■ What the task requires
Give the listing again exactly, skipping any pictures it holds.

━━━ Dataset content ━━━

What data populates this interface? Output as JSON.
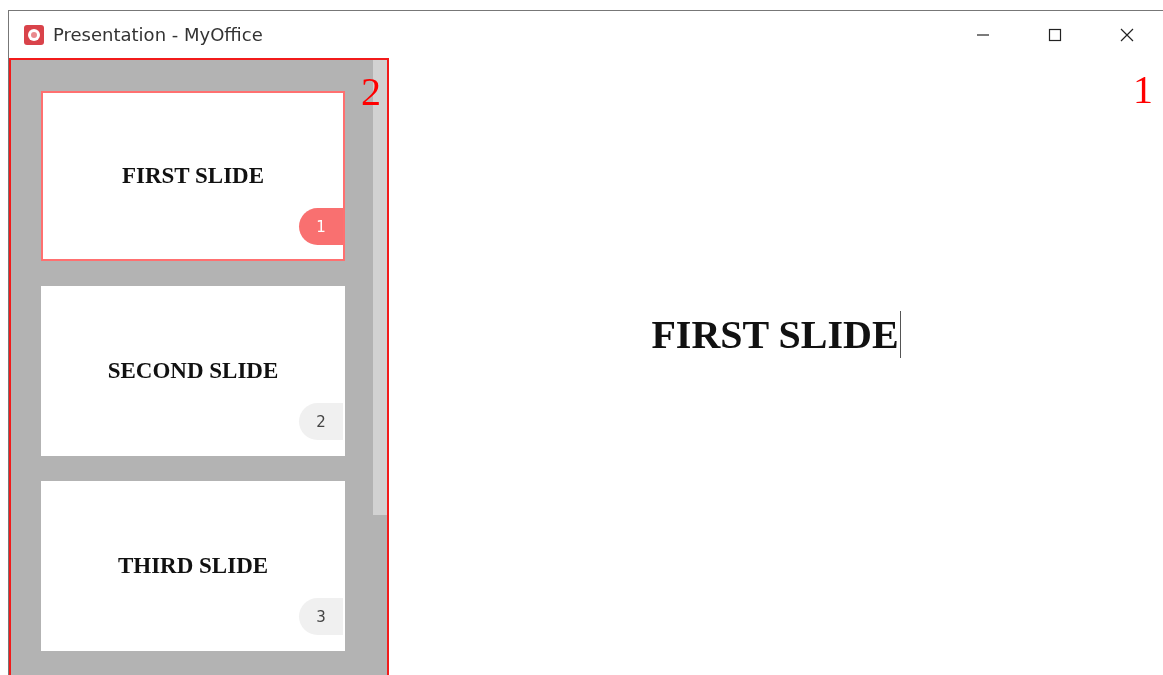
{
  "window": {
    "title": "Presentation - MyOffice"
  },
  "slides_panel": {
    "callout": "2"
  },
  "slides": [
    {
      "title": "FIRST SLIDE",
      "number": "1",
      "selected": true
    },
    {
      "title": "SECOND SLIDE",
      "number": "2",
      "selected": false
    },
    {
      "title": "THIRD SLIDE",
      "number": "3",
      "selected": false
    }
  ],
  "editor": {
    "title": "FIRST SLIDE",
    "callout": "1"
  }
}
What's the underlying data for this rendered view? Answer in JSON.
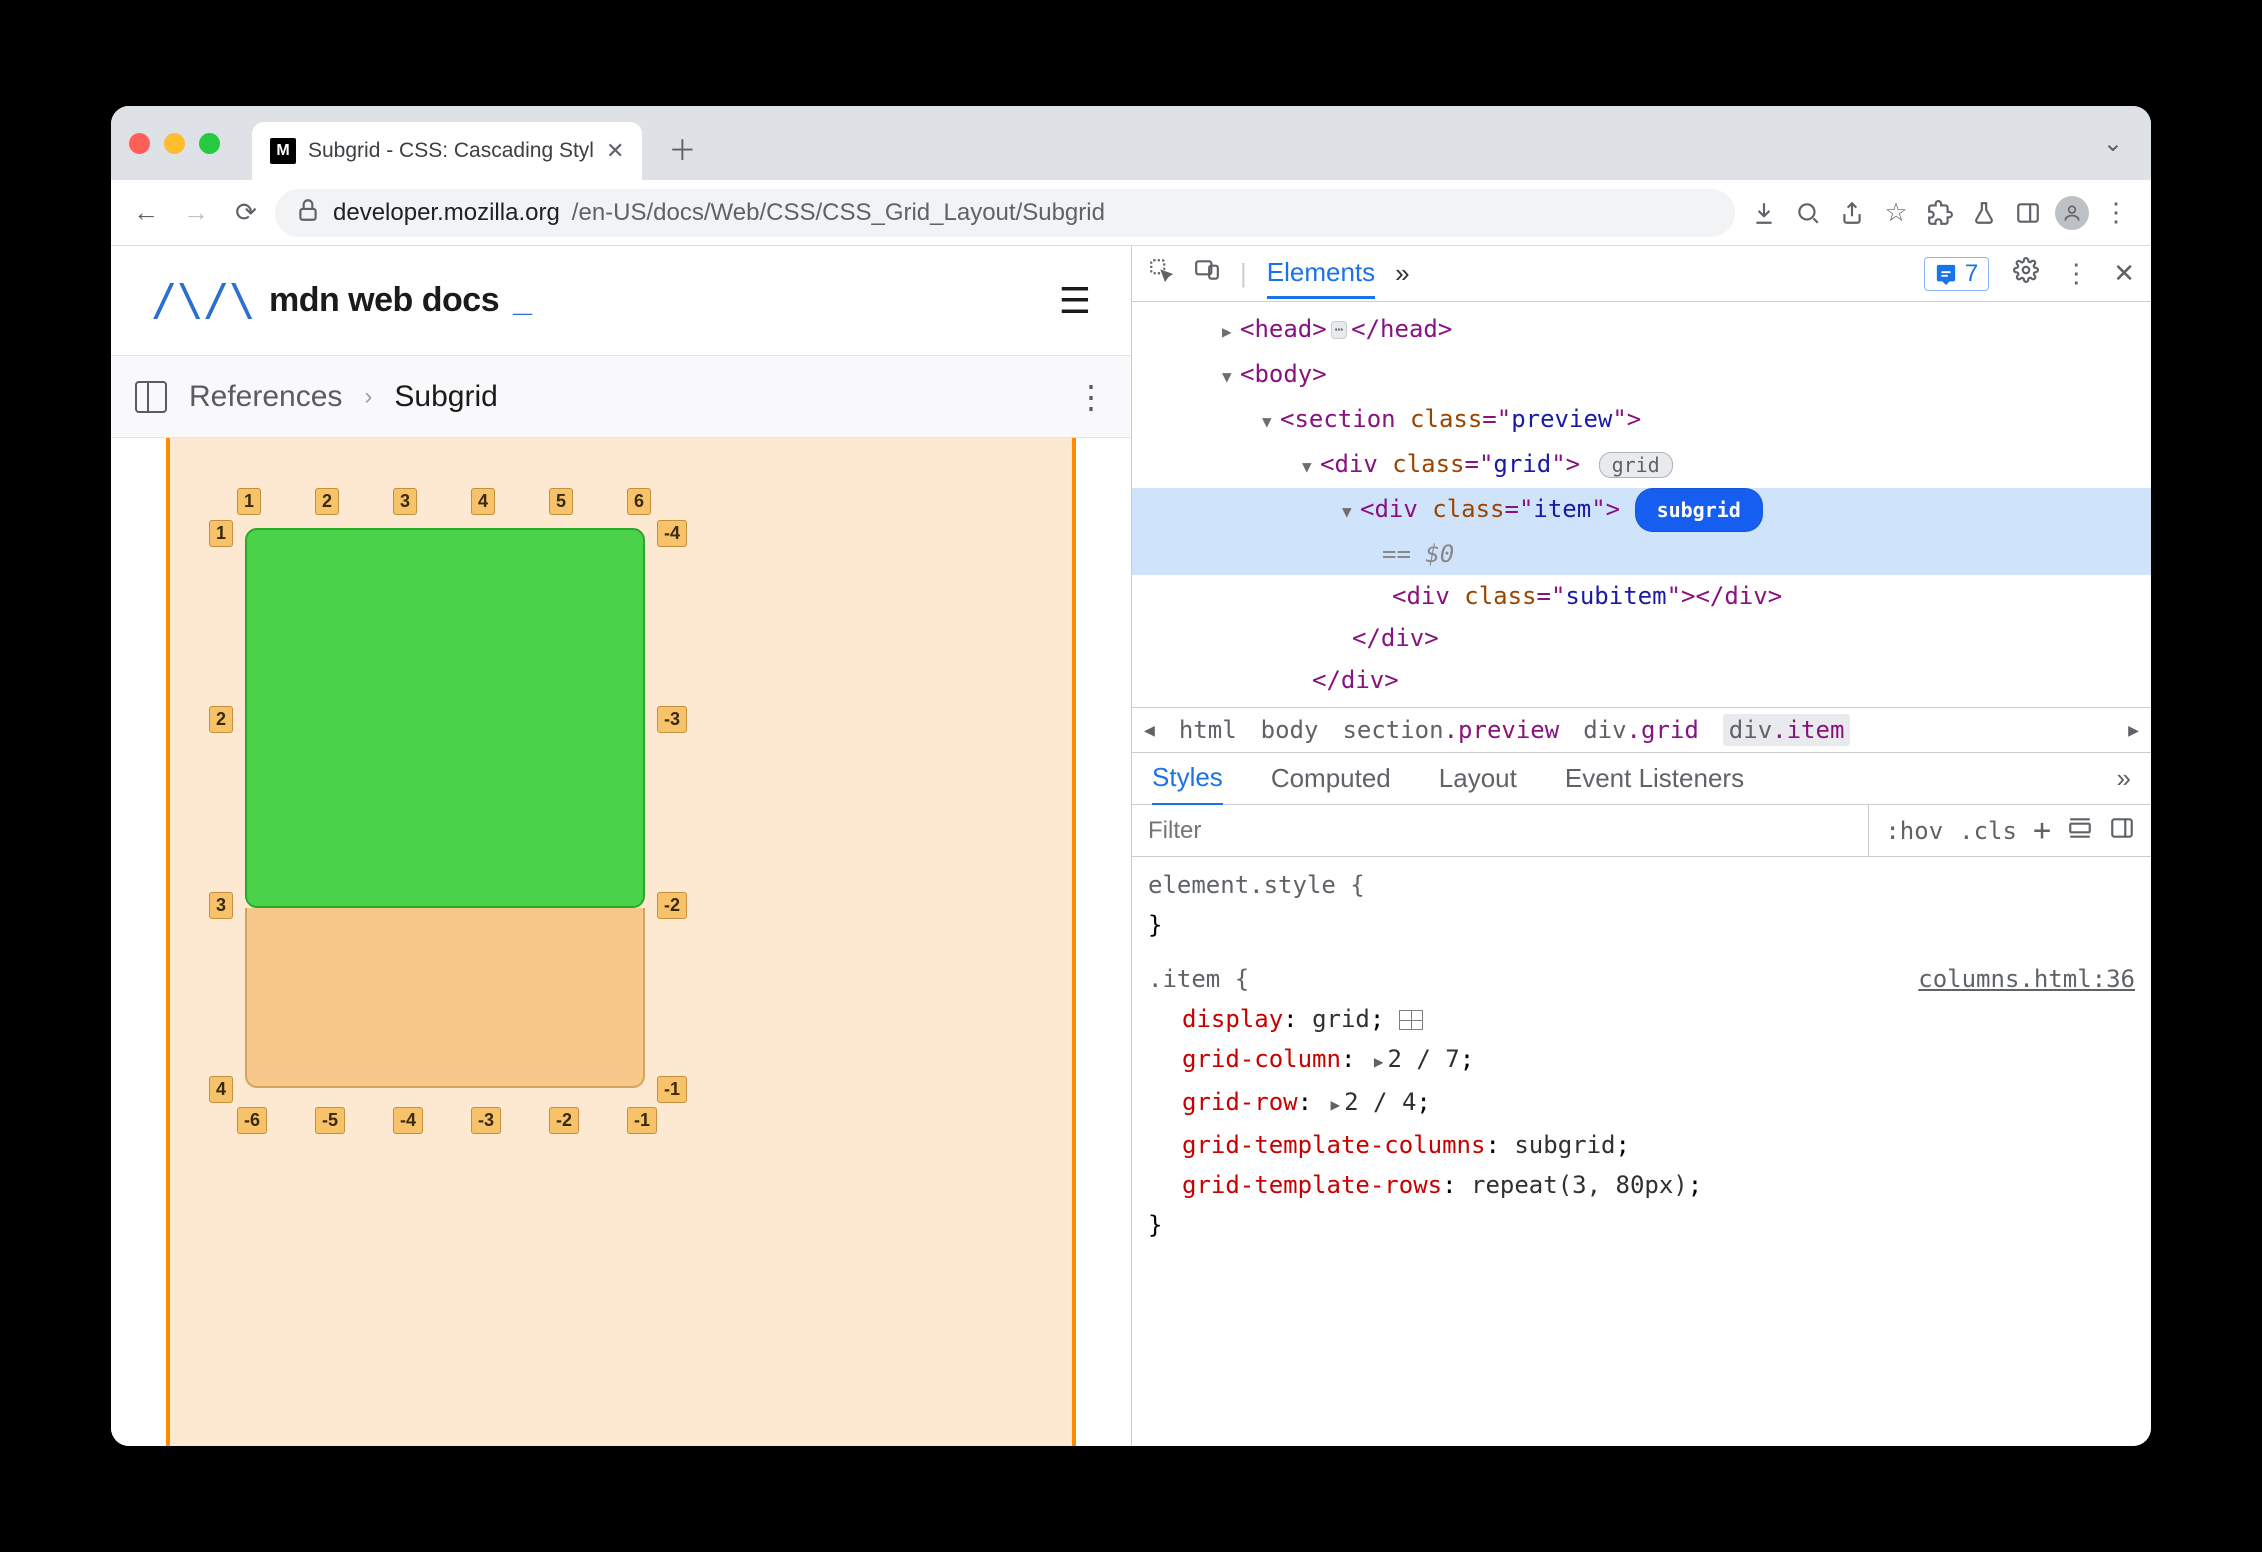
{
  "tab": {
    "title": "Subgrid - CSS: Cascading Styl"
  },
  "url": {
    "host": "developer.mozilla.org",
    "path": "/en-US/docs/Web/CSS/CSS_Grid_Layout/Subgrid"
  },
  "mdn": {
    "brand": "mdn web docs",
    "blink": "_"
  },
  "breadcrumb": {
    "ref": "References",
    "cur": "Subgrid"
  },
  "devtools": {
    "tabs": {
      "elements": "Elements",
      "more": "»",
      "issues_count": "7"
    },
    "dom": {
      "head_open": "<head>",
      "head_close": "</head>",
      "body": "<body>",
      "section": "<section",
      "section_cls": "preview",
      "div_grid": "<div",
      "div_grid_cls": "grid",
      "grid_badge": "grid",
      "div_item": "<div",
      "div_item_cls": "item",
      "item_badge": "subgrid",
      "eq": "== $0",
      "subitem": "<div class=\"subitem\"></div>",
      "close_div": "</div>"
    },
    "bc": {
      "html": "html",
      "body": "body",
      "section": "section",
      "section_cls": ".preview",
      "div1": "div",
      "div1_cls": ".grid",
      "div2": "div",
      "div2_cls": ".item"
    },
    "styles_tabs": {
      "styles": "Styles",
      "computed": "Computed",
      "layout": "Layout",
      "events": "Event Listeners",
      "more": "»"
    },
    "filter": {
      "placeholder": "Filter",
      "hov": ":hov",
      "cls": ".cls"
    },
    "rules": {
      "el_style": "element.style {",
      "sel_item": ".item {",
      "src": "columns.html:36",
      "p1n": "display",
      "p1v": "grid",
      "p2n": "grid-column",
      "p2v": "2 / 7",
      "p3n": "grid-row",
      "p3v": "2 / 4",
      "p4n": "grid-template-columns",
      "p4v": "subgrid",
      "p5n": "grid-template-rows",
      "p5v": "repeat(3, 80px)"
    }
  },
  "grid_labels": {
    "top": [
      "1",
      "2",
      "3",
      "4",
      "5",
      "6"
    ],
    "left": [
      "1",
      "2",
      "3",
      "4"
    ],
    "right": [
      "-4",
      "-3",
      "-2",
      "-1"
    ],
    "bottom": [
      "-6",
      "-5",
      "-4",
      "-3",
      "-2",
      "-1"
    ]
  }
}
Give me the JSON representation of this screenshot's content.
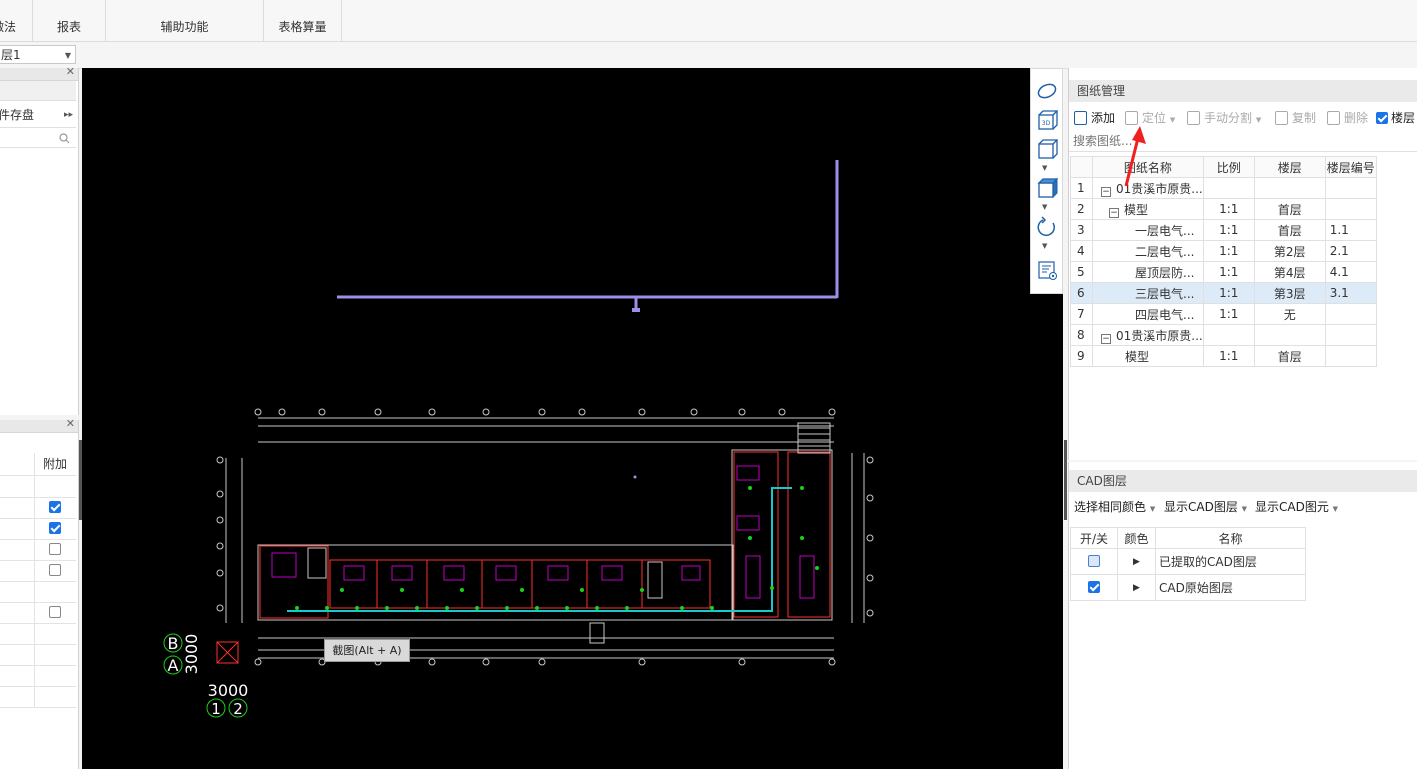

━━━

■ Exercise solution
What data populates this interface? Output as JSON.
{
  "window": {
    "title": "Presentation - MyOffice"
  },
  "slides_panel": {
    "callout": "2"
  },
  "slides": [
    {
      "title": "FIRST SLIDE",
      "number": "1",
      "selected": true
    },
    {
      "title": "SECOND SLIDE",
      "number": "2",
      "selected": false
    },
    {
      "title": "THIRD SLIDE",
      "number": "3",
      "selected": false
    }
  ],
  "editor": {
    "title": "FIRST SLIDE",
    "callout": "1"
  }
}
What's the underlying data for this rendered view? Answer in JSON.
{
  "tab": {
    "title": "Subgrid - CSS: Cascading Styl"
  },
  "url": {
    "host": "developer.mozilla.org",
    "path": "/en-US/docs/Web/CSS/CSS_Grid_Layout/Subgrid"
  },
  "mdn": {
    "brand": "mdn web docs",
    "blink": "_"
  },
  "breadcrumb": {
    "ref": "References",
    "cur": "Subgrid"
  },
  "devtools": {
    "tabs": {
      "elements": "Elements",
      "more": "»",
      "issues_count": "7"
    },
    "dom": {
      "head_open": "<head>",
      "head_close": "</head>",
      "body": "<body>",
      "section": "<section",
      "section_cls": "preview",
      "div_grid": "<div",
      "div_grid_cls": "grid",
      "grid_badge": "grid",
      "div_item": "<div",
      "div_item_cls": "item",
      "item_badge": "subgrid",
      "eq": "== $0",
      "subitem": "<div class=\"subitem\"></div>",
      "close_div": "</div>"
    },
    "bc": {
      "html": "html",
      "body": "body",
      "section": "section",
      "section_cls": ".preview",
      "div1": "div",
      "div1_cls": ".grid",
      "div2": "div",
      "div2_cls": ".item"
    },
    "styles_tabs": {
      "styles": "Styles",
      "computed": "Computed",
      "layout": "Layout",
      "events": "Event Listeners",
      "more": "»"
    },
    "filter": {
      "placeholder": "Filter",
      "hov": ":hov",
      "cls": ".cls"
    },
    "rules": {
      "el_style": "element.style {",
      "sel_item": ".item {",
      "src": "columns.html:36",
      "p1n": "display",
      "p1v": "grid",
      "p2n": "grid-column",
      "p2v": "2 / 7",
      "p3n": "grid-row",
      "p3v": "2 / 4",
      "p4n": "grid-template-columns",
      "p4v": "subgrid",
      "p5n": "grid-template-rows",
      "p5v": "repeat(3, 80px)"
    }
  },
  "grid_labels": {
    "top": [
      "1",
      "2",
      "3",
      "4",
      "5",
      "6"
    ],
    "left": [
      "1",
      "2",
      "3",
      "4"
    ],
    "right": [
      "-4",
      "-3",
      "-2",
      "-1"
    ],
    "bottom": [
      "-6",
      "-5",
      "-4",
      "-3",
      "-2",
      "-1"
    ]
  }
}
Give me the JSON representation of this screenshot's content.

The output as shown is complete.